2022 HURRICANE NAMES  Hurricane Season has officially arrived. Forecasters at NOAA’s Climate Prediction Center, a division of the National Weather Service, are predicting above-average hurricane activity this year — which would make it the seventh consecutive above-average hurricane season. NOAA’s outlook for the 2022 Atlantic hurricane season, which extends from June 1 to November 30, predicts a 65% chance of an above-normal season, a 25% chance of a near-normal season and a 10% chance of a below-normal season.

For the 2022 hurricane season, NOAA is forecasting a likely range of 14 to 21 named storms (winds of 39 mph or higher), of which 6 to 10 could become hurricanes (winds of 74 mph or higher), including 3 to 6 major hurricanes (category 3, 4 or 5; with winds of 111 mph or higher). NOAA provides these ranges with a 70% confidence.
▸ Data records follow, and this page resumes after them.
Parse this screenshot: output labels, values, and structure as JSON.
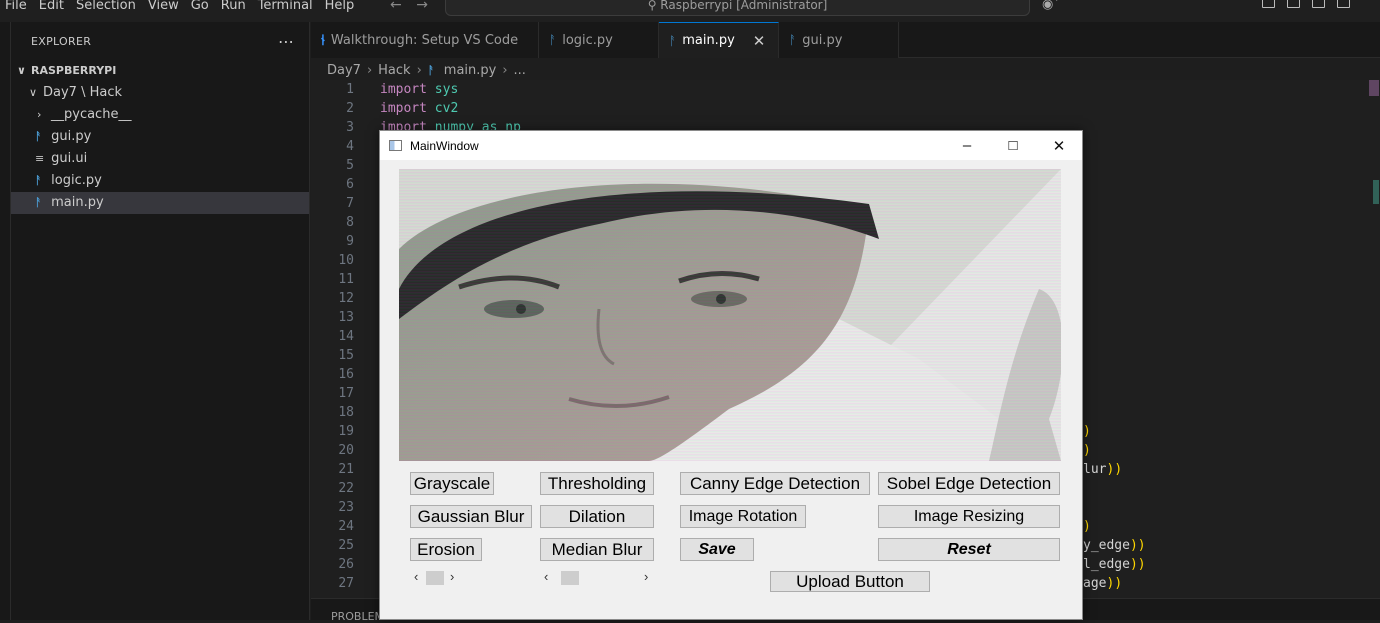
{
  "menubar": {
    "items": [
      "File",
      "Edit",
      "Selection",
      "View",
      "Go",
      "Run",
      "Terminal",
      "Help"
    ],
    "command_center": "Raspberrypi [Administrator]"
  },
  "sidebar": {
    "title": "EXPLORER",
    "root": "RASPBERRYPI",
    "folder": "Day7 \\ Hack",
    "items": [
      {
        "label": "__pycache__",
        "type": "folder"
      },
      {
        "label": "gui.py",
        "type": "py"
      },
      {
        "label": "gui.ui",
        "type": "ui"
      },
      {
        "label": "logic.py",
        "type": "py"
      },
      {
        "label": "main.py",
        "type": "py"
      }
    ]
  },
  "tabs": [
    {
      "label": "Walkthrough: Setup VS Code",
      "icon": "vscode-icon"
    },
    {
      "label": "logic.py",
      "icon": "python-icon"
    },
    {
      "label": "main.py",
      "icon": "python-icon",
      "active": true
    },
    {
      "label": "gui.py",
      "icon": "python-icon"
    }
  ],
  "breadcrumb": [
    "Day7",
    "Hack",
    "main.py",
    "..."
  ],
  "editor": {
    "line_numbers": [
      "1",
      "2",
      "3",
      "4",
      "5",
      "6",
      "7",
      "8",
      "9",
      "10",
      "11",
      "12",
      "13",
      "14",
      "15",
      "16",
      "17",
      "18",
      "19",
      "20",
      "21",
      "22",
      "23",
      "24",
      "25",
      "26",
      "27"
    ],
    "code": [
      {
        "kw": "import",
        "mod": "sys"
      },
      {
        "kw": "import",
        "mod": "cv2"
      },
      {
        "kw": "import",
        "mod": "numpy as np"
      }
    ],
    "right_fragments": [
      {
        "line": 19,
        "text": ")"
      },
      {
        "line": 20,
        "text": ")"
      },
      {
        "line": 21,
        "text": "lur))"
      },
      {
        "line": 24,
        "text": ")"
      },
      {
        "line": 25,
        "text": "y_edge))"
      },
      {
        "line": 26,
        "text": "l_edge))"
      },
      {
        "line": 27,
        "text": "age))"
      }
    ]
  },
  "panel": {
    "label": "PROBLEMS"
  },
  "qt_window": {
    "title": "MainWindow",
    "buttons": {
      "grayscale": "Grayscale",
      "thresholding": "Thresholding",
      "canny": "Canny Edge Detection",
      "sobel": "Sobel Edge Detection",
      "gaussian": "Gaussian Blur",
      "dilation": "Dilation",
      "rotation": "Image Rotation",
      "resizing": "Image Resizing",
      "erosion": "Erosion",
      "median": "Median Blur",
      "save": "Save",
      "reset": "Reset",
      "upload": "Upload Button"
    },
    "sliders": [
      {
        "value": 0.1
      },
      {
        "value": 0.15
      }
    ]
  }
}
“Early preparation and understanding your risk is key to being hurricane resilient and climate-ready,” said Secretary of Commerce Gina M. Raimondo. “Throughout the hurricane season, NOAA experts will work around-the-clock to provide early and accurate forecasts and warnings that communities in the path of storms can depend on to stay informed.”

“Truck drivers will need to be trained, retrained, and prepared for the season; experts agreed. Training for severe weather is a must for fleets because, while it helps increase safety, it also affects profitability.” said Max Farrell, CEO of WORKHOUND, a driver-feedback company.

“You have to stay safe in this business, to make a fair amount of money,” said Farrell.

“The COVID-19 Pandemic has prompted new kinds of training, but weather and climate have not been factored in as much when fleets assess training needs. Accidents also usually cause more training, though fleets do not always tie such new training to the weather and storm problems that may have contributed to the accidents”, Farrell said.

But more and more fleets will focus on weather-related training, Farrell predicted, because it ties into safety scores and lower insurance premiums. “It would be too costly not to,” he said.

Jeremiah Hanna, the Transportation Manager of Greene Transport Company gave a few tips for truck drivers during Hurricane Season:

  • Stock up on non-perishable food items and water in your truck.
  • Take Pre and Post trip equipment inspections very seriously. This will help identify any potential issues that could arise while you are out on the road. If you get stuck somewhere during a hurricane, you may not get help as quickly as your normally would.
  • Making more frequent stops for fuel to keep your tank 75% full or more is essential during hurricane season.
  • Always monitor weather reports along your route and keep in touch with your head office on hurricane movement if necessary.
  • Ensure safety equipment and PPE is fully serviceable and readily available.
  • Keep extra batteries and portable chargers for all your electronic devices.

Always use your best judgment when driving through impacted areas and keep in mind that your vehicle will be susceptible to roadway risks long after the storm passes. Scattered debris may contribute to traffic delays, road closures and can even damage your equipment. Remember, a truck drivers’ number one priority during a hurricane should always be his or her own safety.